While medical doctors and physical therapists are likely to recommend SI joint exercises and movement therapy to those dealing with sacroiliac joint dysfunction, there are some activities that, generally speaking, should be avoided by anyone with SI joint pain. Jessalynn G. Adam, MD, CAQSM, a board-certified physician specializing in primary care sports medicine with orthopedics and joint replacement at Mercy Medical Center in Baltimore, Maryland, simply advises against any activities that cause pain. “Things like running, jumping, or anything where you’re loading one side of the body may be painful,” she says.
Babus suggests that individuals with SI joint pain also avoid sit-ups, heavy weightlifting, contact sports, and exercises that require twisting and turning at the hips, like golf and tennis. Typical “weekend warrior” activities may also be detrimental. “Excessive biking or long rides can actually cause more harm than good by putting extra pressure on the sacroiliac joints,” he adds.
SI Joint Exercises to Prevent Injury
Adam and Babus agree that a strong core is the key to preventing SI joint pain and sacroiliac joint dysfunction. In addition to incorporating more walking (and less sitting) into your day, try adding these core-strengthening exercises to your fitness routine.
- Lie on your right side propped up on your right elbow and forearm, with your legs straight and stacked. Your shoulders should be positioned above your elbow with your left hand on your hip.
- Engage your core, flex your glutes, and lift your hips off the floor until your body forms a straight line from head to heels.
- Hold for time, then switch sides and repeat.
- Get down on an all fours, with your hands directly below your shoulders and your knees directly below your hips.
- Maintaining a flat back, engage your core and simultaneously extend your right arm straight ahead of you and your left leg straight behind you. Keep your left foot flexed.
- Pause, then return to the starting position.
- Do equal reps on both sides.
- Lie on your left side with your head resting on your left arm, your legs and hips stacked, and your knees bent 90 degrees.
- Bring your knees forward until your feet are aligned with your butt, and place your right hand flat in front of you by your left elbow. This is the starting position.
- Keeping your feet together, engage your core as you slowly lift your right knee without tilting your pelvis or lifting your left knee off the floor.
- Hold for one second, squeezing your glutes, and then lower your knee to the starting position.
- Do equal reps on both sides.
- Make it harder: Loop a small resistance band around both legs just above your knees.
SI Joint Stretches to Ease Discomfort
Stretching can help reduce SI joint pain, but Babus has a few caveats. “Stretching alone is not enough. You have to increase your core strength,” he says. Additionally, he recommends including dynamic stretches (like hips swings) and cautions against stretching around a cold SI joint — always warm up first.

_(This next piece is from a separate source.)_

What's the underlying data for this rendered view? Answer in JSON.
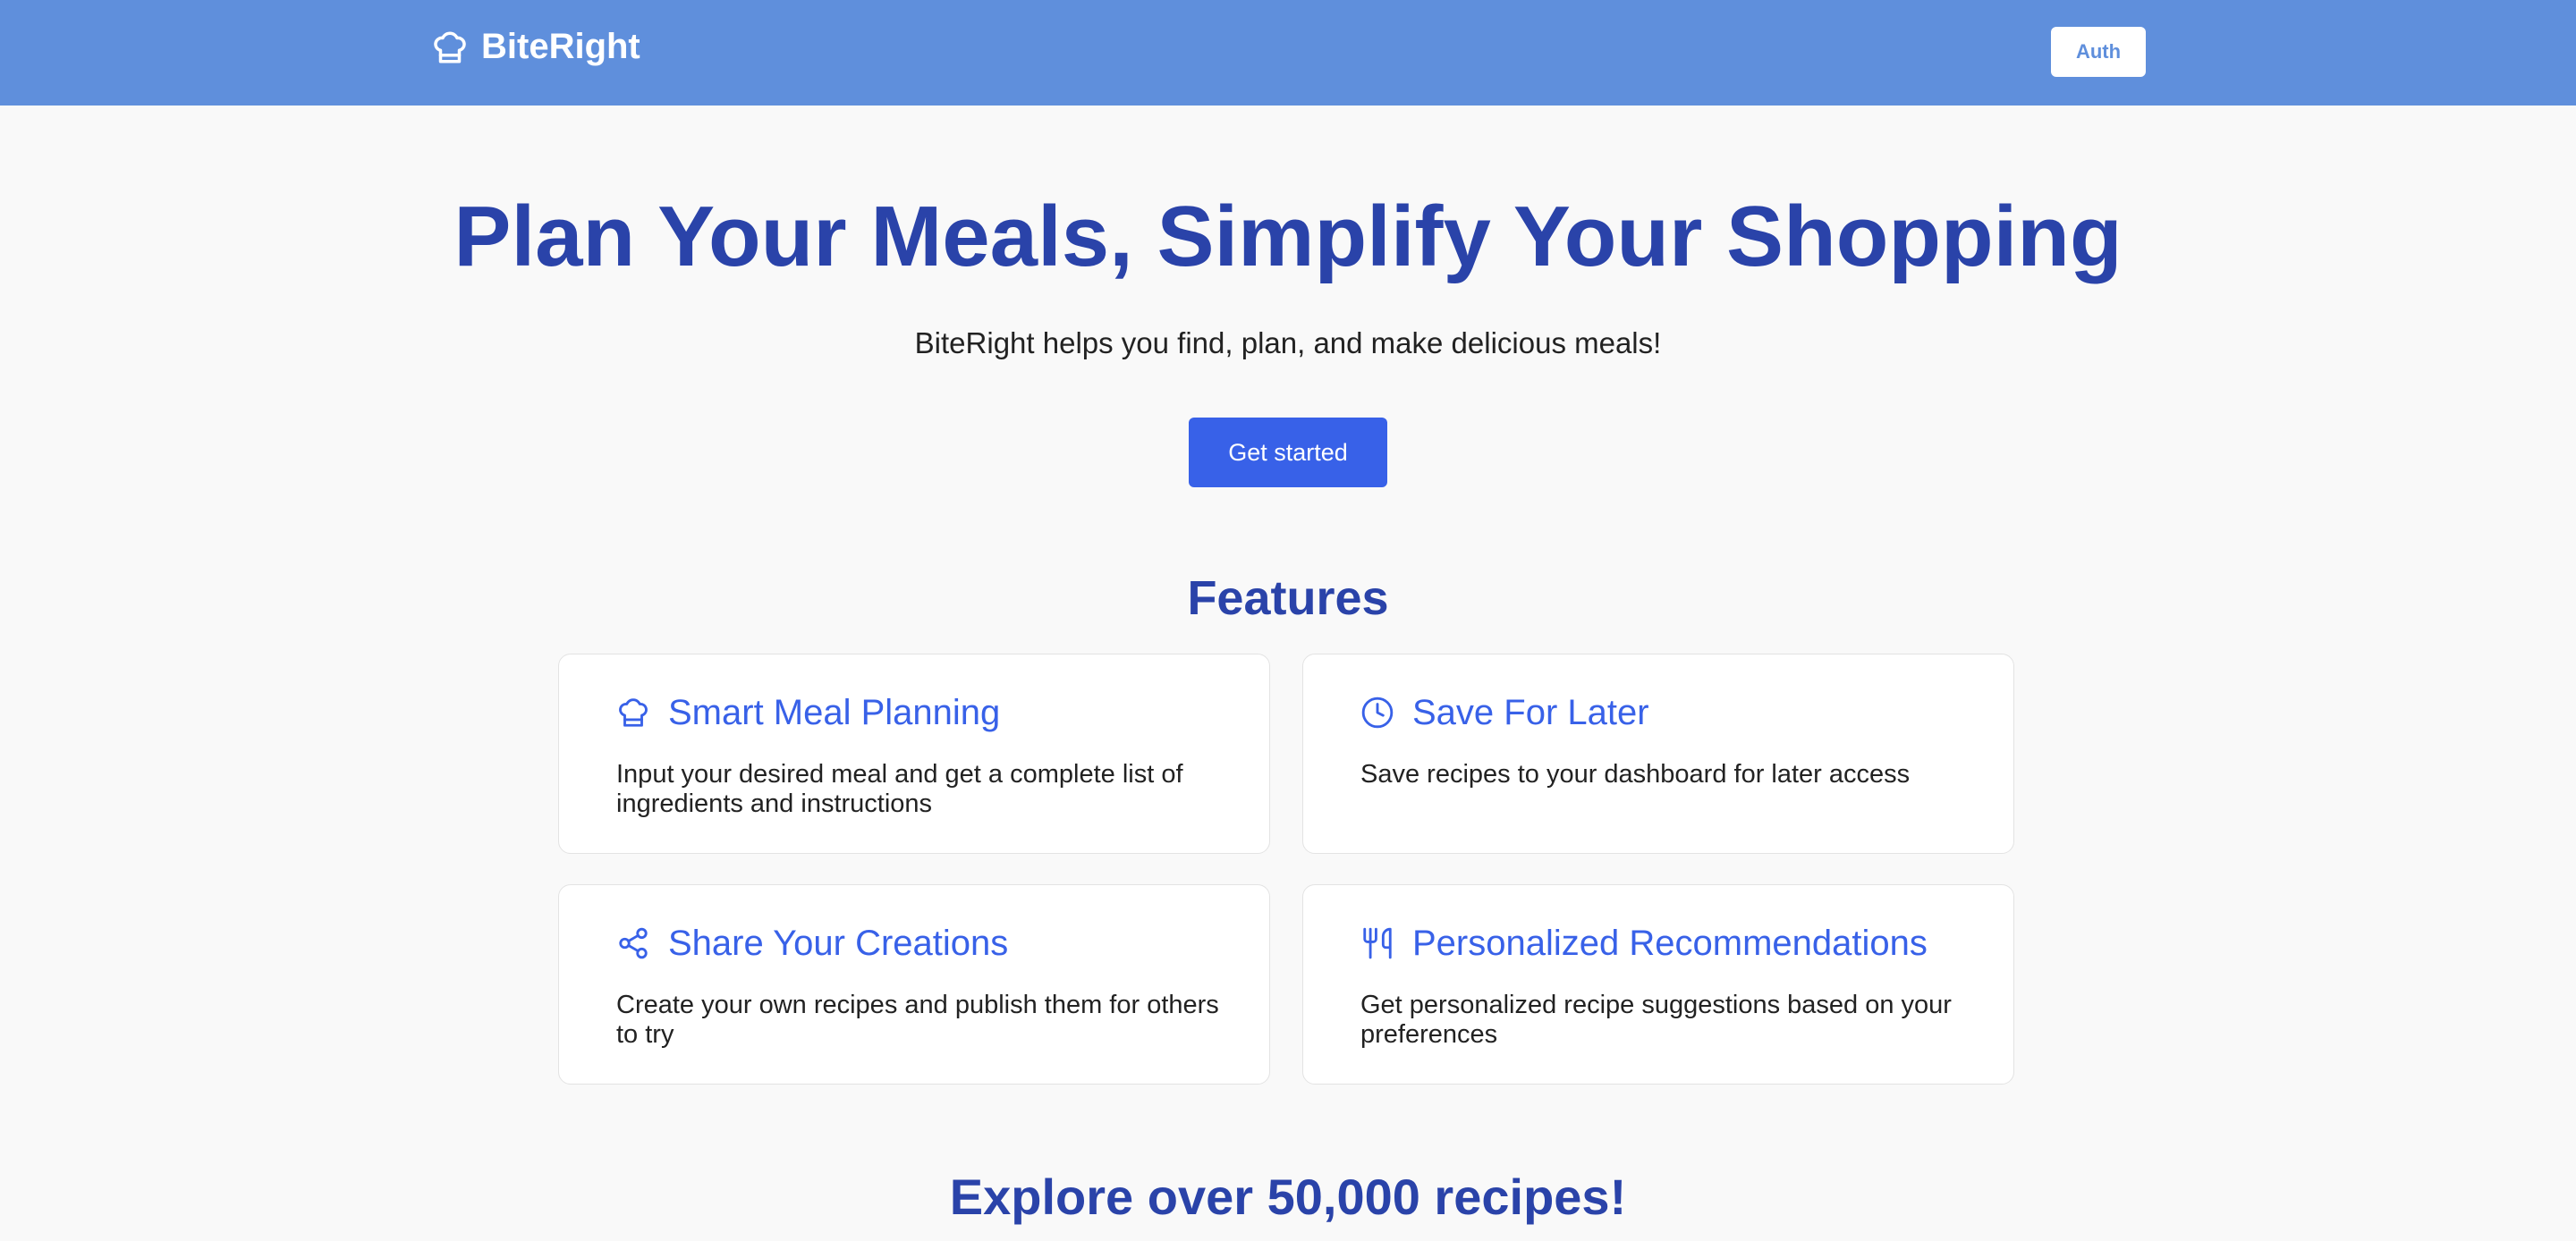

- Stand tall with your right hand on a wall, rail, or other stable object beside you for balance, and shift your weight onto your right leg.
- Keeping your torso upright and your core engaged, swing your left leg forward and backward, beginning with a small range of motion and gradually increasing the height of each swing.
- Continue for time, and then switch legs and repeat.
Seated ankle-to-knee stretch
- Sit on a chair or bench, and bring the outside of your right ankle to rest on your left knee.
- Keeping your chest up, back flat, and right ankle flexed, hinge forward at your waist until you feel a stretch in your right hip and lower back.
- Hold for time, and then repeat with the other leg.
- Lie on your back with your legs extended, and then draw your right knee toward your chest.
- Extend your right arm out to your right side and place your left hand on the outside of your right knee.
- Keeping your right shoulder on the floor and your gaze on your right hand, use your left hand to help bring your right knee across your body toward the floor until you feel a deep stretch in your hips and lower back.
- Hold for time, and then switch sides and repeat.